It’s Simon Cowell’s last year on American Idol, and he just does not give a fuck anymore. And so, an Idol first last night: After bubbly nonentity Didi Benami got finished with a particularly godawful performance, I’m pretty sure I heard a microphone catching Cowell muttering something about this being a “really bad show”, thus marking the first time he’s ever been full-on across-the-board merciless toward the show that pays his bills. The funny thing: He was sort of wrong.
True, last night had plenty of total stinkbombs, most of which came during the same particularly dispiriting stretch. Benami unforgivably sang around the melody on Bill Withers’ “Lean on Me”, shoehorning in tons of extra notes that shouldn’t have been there. This is exactly what you don’t want to do with a song that actually means something to people, and the judges were accordingly bloodthirsty. (Benami’s secrets week secret: She meows. Oof.) Teenage striver Katie Stevens, who brings an uncomfortable Tracy Flick vibe to everything she does, sang “Put Your Records On”, one of the worst songs in the history of the universe, and her version was exactly as appalling as every other version. (Katie’s secret: She can say “give me a kiss” in six languages. Yeah, that’s really it.) Michelle Delamor (secret: kids’ choir) sang a Creed song and wore those weird gloves that are all finger and no glove, which is about the worst combination I can imagine. Poor little Haeley Vaughn (secret: Etsy) just seems lost, and she’s apparently somehow developed a lisp since last week. Lots of dead weight to clear out here, and sometimes it’s like the Royal Rumble before Undertaker inevitably rushes the ring and tosses out six dudes in quick succession.
But the show’s biggest problem was actually a pretty good problem to have: Every performance existed squarely in the shadow of the night’s first song, which Crystal Bowersox just fucking bodied. (Crystal’s secret: She’s a twin, which either makes her Undertaker or Kane; I can’t figure out which yet.) This week, the whole show got switched around to account for some sudden mysterious illness that Bowersox had, and it was weird how the judges and Ryan Seacrest all danced around the particulars of what happened. But with her intense, churchy take on Creedence’s “Long As I Can See the Light,” Bowersox proved that she was probably worth all the schedule rearrangements. She left a smoking crater at the outset of the show, and nothing I’ve seen this season has really approached it. Nobody else had a chance.

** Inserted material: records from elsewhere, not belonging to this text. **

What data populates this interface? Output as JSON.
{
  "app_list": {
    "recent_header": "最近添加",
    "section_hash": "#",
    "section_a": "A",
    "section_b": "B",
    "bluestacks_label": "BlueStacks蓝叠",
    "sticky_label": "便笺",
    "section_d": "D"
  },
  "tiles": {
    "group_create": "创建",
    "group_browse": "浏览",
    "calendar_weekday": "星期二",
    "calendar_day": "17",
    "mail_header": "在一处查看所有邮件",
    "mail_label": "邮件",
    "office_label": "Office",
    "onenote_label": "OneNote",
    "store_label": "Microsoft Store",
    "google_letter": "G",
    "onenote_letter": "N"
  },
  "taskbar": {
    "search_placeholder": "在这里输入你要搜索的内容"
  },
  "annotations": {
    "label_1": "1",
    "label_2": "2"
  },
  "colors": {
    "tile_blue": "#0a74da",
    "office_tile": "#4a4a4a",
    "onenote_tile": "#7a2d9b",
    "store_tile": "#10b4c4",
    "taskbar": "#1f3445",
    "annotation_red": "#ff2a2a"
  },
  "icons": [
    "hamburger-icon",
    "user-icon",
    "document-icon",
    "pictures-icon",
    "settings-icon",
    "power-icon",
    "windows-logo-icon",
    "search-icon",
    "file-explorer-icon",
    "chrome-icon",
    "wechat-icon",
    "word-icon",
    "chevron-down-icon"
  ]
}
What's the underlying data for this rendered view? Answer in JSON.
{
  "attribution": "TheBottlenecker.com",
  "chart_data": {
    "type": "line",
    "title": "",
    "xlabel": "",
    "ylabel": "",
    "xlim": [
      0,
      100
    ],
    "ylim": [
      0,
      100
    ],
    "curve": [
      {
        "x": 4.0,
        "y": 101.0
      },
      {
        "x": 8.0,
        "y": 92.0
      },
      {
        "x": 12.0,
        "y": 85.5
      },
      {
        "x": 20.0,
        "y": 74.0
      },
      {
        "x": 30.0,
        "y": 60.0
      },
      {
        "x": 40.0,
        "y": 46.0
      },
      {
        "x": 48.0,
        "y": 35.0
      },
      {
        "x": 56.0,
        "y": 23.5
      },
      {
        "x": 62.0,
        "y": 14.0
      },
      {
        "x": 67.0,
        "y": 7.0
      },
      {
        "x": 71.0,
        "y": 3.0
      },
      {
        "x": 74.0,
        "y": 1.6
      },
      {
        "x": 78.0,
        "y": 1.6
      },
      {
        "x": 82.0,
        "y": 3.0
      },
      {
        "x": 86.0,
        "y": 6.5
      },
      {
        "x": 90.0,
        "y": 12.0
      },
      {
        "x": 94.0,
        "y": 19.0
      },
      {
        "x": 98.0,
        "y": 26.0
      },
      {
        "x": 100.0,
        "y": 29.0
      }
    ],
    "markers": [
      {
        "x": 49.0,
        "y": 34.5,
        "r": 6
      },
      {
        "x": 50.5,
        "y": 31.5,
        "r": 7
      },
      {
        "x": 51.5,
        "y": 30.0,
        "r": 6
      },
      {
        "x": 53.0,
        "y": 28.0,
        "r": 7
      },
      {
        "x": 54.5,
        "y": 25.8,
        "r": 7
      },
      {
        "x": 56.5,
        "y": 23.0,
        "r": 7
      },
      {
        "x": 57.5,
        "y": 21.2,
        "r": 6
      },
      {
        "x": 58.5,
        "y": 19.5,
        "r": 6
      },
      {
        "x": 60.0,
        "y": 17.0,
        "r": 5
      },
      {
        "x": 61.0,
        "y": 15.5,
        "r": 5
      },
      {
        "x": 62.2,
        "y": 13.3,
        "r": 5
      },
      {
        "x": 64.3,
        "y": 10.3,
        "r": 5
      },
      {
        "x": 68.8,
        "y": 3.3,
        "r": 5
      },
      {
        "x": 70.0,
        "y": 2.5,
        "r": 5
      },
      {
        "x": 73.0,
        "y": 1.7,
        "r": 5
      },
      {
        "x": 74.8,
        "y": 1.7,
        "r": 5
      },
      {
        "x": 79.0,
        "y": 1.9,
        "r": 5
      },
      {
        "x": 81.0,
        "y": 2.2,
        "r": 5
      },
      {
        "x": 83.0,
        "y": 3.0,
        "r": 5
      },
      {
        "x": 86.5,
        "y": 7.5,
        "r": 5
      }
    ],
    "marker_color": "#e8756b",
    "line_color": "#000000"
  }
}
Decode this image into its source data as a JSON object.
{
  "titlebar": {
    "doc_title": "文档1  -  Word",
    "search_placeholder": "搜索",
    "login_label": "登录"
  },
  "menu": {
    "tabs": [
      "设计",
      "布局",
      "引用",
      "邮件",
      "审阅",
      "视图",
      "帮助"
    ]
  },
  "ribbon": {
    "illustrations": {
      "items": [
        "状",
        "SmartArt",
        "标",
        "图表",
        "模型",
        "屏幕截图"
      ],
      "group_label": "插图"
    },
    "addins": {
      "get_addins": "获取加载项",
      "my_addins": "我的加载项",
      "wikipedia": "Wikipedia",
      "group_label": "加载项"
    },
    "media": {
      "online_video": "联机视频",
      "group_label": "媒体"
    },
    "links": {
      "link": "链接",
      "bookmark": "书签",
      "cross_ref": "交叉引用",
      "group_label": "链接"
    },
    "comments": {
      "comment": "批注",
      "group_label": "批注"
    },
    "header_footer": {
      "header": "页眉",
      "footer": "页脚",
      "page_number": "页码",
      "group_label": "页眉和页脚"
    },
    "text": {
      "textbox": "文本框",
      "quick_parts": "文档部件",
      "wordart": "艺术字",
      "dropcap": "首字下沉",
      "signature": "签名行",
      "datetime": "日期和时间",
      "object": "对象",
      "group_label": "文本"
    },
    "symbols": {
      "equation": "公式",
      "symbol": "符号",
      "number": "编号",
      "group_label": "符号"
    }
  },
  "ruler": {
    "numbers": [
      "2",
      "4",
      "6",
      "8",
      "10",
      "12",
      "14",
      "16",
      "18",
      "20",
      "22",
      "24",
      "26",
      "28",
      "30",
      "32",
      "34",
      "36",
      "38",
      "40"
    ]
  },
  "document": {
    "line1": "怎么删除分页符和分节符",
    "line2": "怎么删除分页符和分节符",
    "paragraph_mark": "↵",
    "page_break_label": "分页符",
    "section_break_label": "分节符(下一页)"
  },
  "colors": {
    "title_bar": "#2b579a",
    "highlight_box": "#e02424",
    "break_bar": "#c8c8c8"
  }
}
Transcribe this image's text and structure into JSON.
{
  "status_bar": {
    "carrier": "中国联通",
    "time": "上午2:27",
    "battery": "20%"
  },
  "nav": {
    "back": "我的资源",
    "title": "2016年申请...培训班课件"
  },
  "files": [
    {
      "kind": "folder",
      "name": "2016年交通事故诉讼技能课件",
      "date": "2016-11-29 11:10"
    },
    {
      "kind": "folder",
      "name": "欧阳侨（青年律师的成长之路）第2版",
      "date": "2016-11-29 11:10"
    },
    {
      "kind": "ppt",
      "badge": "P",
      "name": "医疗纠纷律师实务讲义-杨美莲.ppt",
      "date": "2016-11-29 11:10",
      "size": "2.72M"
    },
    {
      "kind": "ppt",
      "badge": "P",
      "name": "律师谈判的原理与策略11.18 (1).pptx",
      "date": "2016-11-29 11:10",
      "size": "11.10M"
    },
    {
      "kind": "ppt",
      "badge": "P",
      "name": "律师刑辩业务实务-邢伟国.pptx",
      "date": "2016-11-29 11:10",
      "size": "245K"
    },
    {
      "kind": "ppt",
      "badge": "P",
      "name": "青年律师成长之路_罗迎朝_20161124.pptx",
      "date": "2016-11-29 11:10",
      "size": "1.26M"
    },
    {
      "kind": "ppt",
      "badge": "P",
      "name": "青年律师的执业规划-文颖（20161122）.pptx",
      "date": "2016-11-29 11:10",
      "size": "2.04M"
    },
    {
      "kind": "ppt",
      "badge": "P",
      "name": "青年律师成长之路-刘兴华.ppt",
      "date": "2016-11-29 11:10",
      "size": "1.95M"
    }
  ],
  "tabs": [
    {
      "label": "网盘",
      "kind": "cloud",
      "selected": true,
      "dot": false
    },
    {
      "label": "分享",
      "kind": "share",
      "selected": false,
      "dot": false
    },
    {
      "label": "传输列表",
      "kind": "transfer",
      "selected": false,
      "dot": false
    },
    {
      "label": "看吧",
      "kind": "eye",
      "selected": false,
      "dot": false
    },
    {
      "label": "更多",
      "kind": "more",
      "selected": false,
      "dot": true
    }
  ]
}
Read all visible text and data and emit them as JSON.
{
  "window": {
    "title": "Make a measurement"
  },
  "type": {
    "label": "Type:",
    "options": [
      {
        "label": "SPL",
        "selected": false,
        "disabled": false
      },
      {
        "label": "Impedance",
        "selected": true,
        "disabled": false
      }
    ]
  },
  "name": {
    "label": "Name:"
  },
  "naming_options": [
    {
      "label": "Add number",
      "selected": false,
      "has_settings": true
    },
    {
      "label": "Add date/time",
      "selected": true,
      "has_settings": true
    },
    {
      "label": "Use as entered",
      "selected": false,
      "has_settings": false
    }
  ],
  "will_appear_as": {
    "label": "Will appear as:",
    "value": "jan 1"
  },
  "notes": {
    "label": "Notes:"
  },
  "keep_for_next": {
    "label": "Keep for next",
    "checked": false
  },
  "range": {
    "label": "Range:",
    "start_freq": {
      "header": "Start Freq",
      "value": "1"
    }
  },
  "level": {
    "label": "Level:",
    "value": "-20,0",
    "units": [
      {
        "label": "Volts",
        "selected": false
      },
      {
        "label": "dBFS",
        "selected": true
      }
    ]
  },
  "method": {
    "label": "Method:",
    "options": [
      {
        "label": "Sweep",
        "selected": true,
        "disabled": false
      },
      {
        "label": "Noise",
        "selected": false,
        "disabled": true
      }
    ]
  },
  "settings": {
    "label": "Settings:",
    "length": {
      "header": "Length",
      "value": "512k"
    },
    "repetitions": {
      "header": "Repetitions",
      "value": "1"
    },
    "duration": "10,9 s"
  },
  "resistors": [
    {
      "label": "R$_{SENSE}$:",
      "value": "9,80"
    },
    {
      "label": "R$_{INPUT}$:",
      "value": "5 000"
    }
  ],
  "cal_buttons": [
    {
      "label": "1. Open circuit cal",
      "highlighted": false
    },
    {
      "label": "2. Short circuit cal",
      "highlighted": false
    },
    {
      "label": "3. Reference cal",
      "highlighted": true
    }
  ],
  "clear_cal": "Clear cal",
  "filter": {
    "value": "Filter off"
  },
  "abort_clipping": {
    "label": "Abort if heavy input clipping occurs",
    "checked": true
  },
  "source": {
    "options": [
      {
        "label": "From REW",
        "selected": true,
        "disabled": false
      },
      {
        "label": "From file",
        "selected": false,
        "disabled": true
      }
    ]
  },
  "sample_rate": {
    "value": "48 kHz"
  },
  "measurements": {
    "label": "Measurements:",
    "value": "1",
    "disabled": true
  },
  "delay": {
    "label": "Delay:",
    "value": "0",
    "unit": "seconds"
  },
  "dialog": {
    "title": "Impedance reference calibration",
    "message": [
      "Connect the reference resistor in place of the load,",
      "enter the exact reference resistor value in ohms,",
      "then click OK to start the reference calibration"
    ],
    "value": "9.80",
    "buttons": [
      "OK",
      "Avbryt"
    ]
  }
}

People tried, though. Stalker-Blossom Siobhan Magnus (secret: once had a mohawk) actually didn’t come across quite stalkery enough; her version of Aretha Franklin’s “Think” lacked the riled-up intensity that the song demands. But her one big final note, a feral cat-screech that came out of nowhere and frankly astounded me, went a long way toward redeeming everything else. Paige Miles (secret: likes to color) sang Kelly Clarkson’s “Walk Away”, a smart left-field choice for a soul belter. She had trouble keeping up early on, but she built up to something pretty cathartic. Katelyn Epperly (secret: studied recording engineering) jammed some ill-advised big notes into Coldplay deep cut “The Scientist” but still came through with a pretty nicely understated take on the song. Lacey Brown (secret: Etsy again) looks more and more like Annie Potts in Ghostbusters 2 every week, which I’m pretty sure was a good thing. It was pretty lame how she sang “Kiss Me,” the exact song Kara suggested, a week after Kara suggested it, but she actually came across flirty singing it, something Idol contestants almost never successfully pull off. I didn’t like how the judges shitted all over her.
“Kiss Me,” it turned out, was a good suggestion, and the judges have been almost shockingly on-point this week. They’ve figured out, once again, that Simon should always talk last, which does away with some of last week’s awkwardness. They’ve ironed out some of their weird chemistry problems. Ellen’s gotten a little more comfortable telling jokes. Kara, unbearable early on, has mostly stopped mugging for attention and mostly started dispensing sharp and insightful advice. (About time someone called Idol contestants out on smiling during sad/angry songs.) Randy Jackson still never says anything, but even Cowell’s not quite phoning it in, his evident distaste for this particular night notwithstanding.
But other than Bowersox, my favorite of the night was Lilly Scott, someone the judges have no idea how to process. (Jackson invoked Bjork, and his pronunciation was so weird that I had to rewind to figure out what he was saying.) Scott’s secret was that she plays Moog, pronouncing it right and everything, and my wife Bridget nailed her deal exactly: She’s what would happen if Joanna Newsom tried out for Idol. Pretty fascinating cultural experiment! This week, Scott sang Sam Cooke’s “A Change Is Gonna Come,” a song fifteen bazillion times too big for her, and managed not to embarrass herself too bad. And it’ll be fun to watch the judges spend the season tripping over themselves figuring out how to praise her, whatever goofy ideas she attempts.